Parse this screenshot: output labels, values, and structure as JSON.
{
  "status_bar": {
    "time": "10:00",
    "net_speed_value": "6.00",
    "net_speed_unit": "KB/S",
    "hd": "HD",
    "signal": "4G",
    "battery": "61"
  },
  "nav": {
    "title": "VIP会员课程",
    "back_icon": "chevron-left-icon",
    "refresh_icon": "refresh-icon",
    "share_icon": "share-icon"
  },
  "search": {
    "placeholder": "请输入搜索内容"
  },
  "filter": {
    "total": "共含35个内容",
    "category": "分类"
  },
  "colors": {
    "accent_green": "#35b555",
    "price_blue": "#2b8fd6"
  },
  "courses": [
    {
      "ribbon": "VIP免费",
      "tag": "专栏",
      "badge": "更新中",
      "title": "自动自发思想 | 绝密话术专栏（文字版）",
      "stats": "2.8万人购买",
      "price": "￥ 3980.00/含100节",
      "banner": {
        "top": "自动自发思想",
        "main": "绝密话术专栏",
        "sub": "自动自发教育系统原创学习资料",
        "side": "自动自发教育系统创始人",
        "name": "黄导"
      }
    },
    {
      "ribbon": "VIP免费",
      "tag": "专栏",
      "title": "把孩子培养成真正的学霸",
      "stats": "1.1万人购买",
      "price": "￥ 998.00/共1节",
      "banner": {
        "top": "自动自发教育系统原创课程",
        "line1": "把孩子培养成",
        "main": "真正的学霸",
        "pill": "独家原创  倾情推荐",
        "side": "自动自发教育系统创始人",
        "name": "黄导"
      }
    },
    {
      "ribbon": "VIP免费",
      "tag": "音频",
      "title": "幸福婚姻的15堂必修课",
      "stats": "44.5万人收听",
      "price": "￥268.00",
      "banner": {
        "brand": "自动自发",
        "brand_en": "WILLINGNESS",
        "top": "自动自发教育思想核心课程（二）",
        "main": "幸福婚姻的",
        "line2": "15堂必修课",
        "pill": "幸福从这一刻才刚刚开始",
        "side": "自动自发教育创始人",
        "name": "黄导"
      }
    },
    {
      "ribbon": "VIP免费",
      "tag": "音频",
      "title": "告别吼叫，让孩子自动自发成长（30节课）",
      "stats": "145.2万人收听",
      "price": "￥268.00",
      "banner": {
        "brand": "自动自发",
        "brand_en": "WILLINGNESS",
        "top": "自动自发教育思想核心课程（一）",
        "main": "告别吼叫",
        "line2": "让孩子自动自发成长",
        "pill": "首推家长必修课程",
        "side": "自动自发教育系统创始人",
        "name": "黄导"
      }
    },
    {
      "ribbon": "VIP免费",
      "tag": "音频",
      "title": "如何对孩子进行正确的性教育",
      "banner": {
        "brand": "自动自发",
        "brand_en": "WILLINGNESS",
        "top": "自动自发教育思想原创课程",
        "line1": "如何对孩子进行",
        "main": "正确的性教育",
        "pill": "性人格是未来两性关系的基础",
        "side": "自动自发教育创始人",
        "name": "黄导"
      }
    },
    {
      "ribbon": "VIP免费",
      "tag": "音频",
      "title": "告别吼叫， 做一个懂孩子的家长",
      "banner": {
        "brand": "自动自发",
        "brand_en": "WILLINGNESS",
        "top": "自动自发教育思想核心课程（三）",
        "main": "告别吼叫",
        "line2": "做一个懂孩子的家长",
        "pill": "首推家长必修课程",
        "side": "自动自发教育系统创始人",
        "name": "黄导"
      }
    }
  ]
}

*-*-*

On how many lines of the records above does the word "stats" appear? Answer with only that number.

| Problem solution |
4